Preventing challenging the established worldview
One of the setbacks of the Saudi kingdom since its foundation in 1932 to date is the regime’s discrimination against the Shiite community of the country. Although King Abdullah took steps to improve relations between branches of religion, but they proved scanty and so failed to have an influence on the superstructure. Generally, the Shiite citizens are less hired in official jobs, as the job opportunities are highly limited for them in the military sector. They always face restrictions imposed by the government for holding their religious ceremonies. In Saudi Arabia it is banned to promote Shiite thoughts, as it is the case with Shiite books. Majorly, Wahhabi extremist thoughts are imposed on the Shiites in the kingdom. They are even banned from admission to over 50 percent of the country’s universities. There are no Shiite Muslim judges in the majorly Sunni populated Arab kingdom. Generally speaking, such matters have driven the Shiite Muslims in Saudi Arabia to the sidelines. This by far means putting strains on growth and promotion of a heterodox worldview.
At the same time, the religious institutions declare the political party activities as illegal and opposing the instructions of the holy Quran according to Sharia law. This issue frustrates the popular enthusiasm for political and party activities. At the same time, the Saudi clerics introduce debasing interpretations from the holy Quran to prevent the people from taking part in anti-government demonstrations. Actually, they try to establish a kind of self-control among the citizens.
Funding the civil societies
Depositing a huge reserve of $700 billion in foreign banks, Saudi Arabia, without doubt, is a country with effective financial sources for alluring the opposition groups through financial privileges.
Another part of stability in the kingdom is tied to its regeneration and dominant intellectual system that close down the ways of awareness in the face of the different social classes. Generally, Saudi Arabia has a very weak civil society, and following the wave of 2011 Islamic Awakening that swept the region, the Saudi regime moved to offer financial support for the civil societies in a bid to bring them under its control and supervision. As Gramsci puts it, these regime’s steps are efforts for establishing contacts with the influential groups in the society. On the other side, essentially the anti-Wahhabism thoughts are heavily put down, and so are barred from rising to the public.
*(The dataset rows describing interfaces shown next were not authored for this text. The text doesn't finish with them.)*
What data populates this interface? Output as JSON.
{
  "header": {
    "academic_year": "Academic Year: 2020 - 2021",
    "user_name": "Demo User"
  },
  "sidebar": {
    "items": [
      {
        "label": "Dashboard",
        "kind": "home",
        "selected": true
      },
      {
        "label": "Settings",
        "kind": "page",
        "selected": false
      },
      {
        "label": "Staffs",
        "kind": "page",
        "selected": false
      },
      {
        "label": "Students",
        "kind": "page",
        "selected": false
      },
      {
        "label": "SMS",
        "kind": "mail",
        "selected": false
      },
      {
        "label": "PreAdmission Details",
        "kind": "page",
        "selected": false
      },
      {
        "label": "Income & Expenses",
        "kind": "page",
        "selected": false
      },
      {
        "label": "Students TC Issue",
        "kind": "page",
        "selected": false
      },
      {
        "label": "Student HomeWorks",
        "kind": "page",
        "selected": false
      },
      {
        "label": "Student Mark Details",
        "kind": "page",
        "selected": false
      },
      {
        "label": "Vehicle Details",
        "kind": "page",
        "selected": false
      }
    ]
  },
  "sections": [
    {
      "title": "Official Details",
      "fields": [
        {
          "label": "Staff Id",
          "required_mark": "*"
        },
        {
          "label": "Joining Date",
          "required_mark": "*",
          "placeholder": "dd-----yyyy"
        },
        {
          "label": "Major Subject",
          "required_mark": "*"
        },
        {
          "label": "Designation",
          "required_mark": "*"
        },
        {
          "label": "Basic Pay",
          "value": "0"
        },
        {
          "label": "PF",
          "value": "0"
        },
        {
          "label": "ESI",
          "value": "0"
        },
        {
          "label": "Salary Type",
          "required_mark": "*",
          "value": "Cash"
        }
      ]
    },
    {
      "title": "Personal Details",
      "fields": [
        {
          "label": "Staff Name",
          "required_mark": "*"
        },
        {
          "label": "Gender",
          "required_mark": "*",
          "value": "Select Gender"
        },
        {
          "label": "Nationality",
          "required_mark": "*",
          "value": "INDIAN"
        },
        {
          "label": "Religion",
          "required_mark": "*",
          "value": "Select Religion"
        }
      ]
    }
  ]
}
Saudi Arabia spends millions of dollars on an annual basis to translate and distribute across the world books promoting the radical Wahhabism and Salafism. On the other side, any book that runs counter to the established ideology is not given permission for printing and distribution across the kingdom. The authorities even ban showing such heterodox books at the Riyadh International Book Fair. Even more, any steps or demands for reforms are recognized as terrorist actions according to the 2014 decree of Saudi king. The Grand Mufti of Saudi Arabia Abdul Aziz Al ash-Sheikh in 2011 tagged the Islamic Awakening as “enemy conspiracy” to damage the Islamic values.
Despite existence of public discontent and social problems in the kingdom, a collection of the mentioned factors limits eruption of massive destabilizing moves in the country. On the other hand, the allusions of new alternatives push the Saudi society into a positive ecstasy.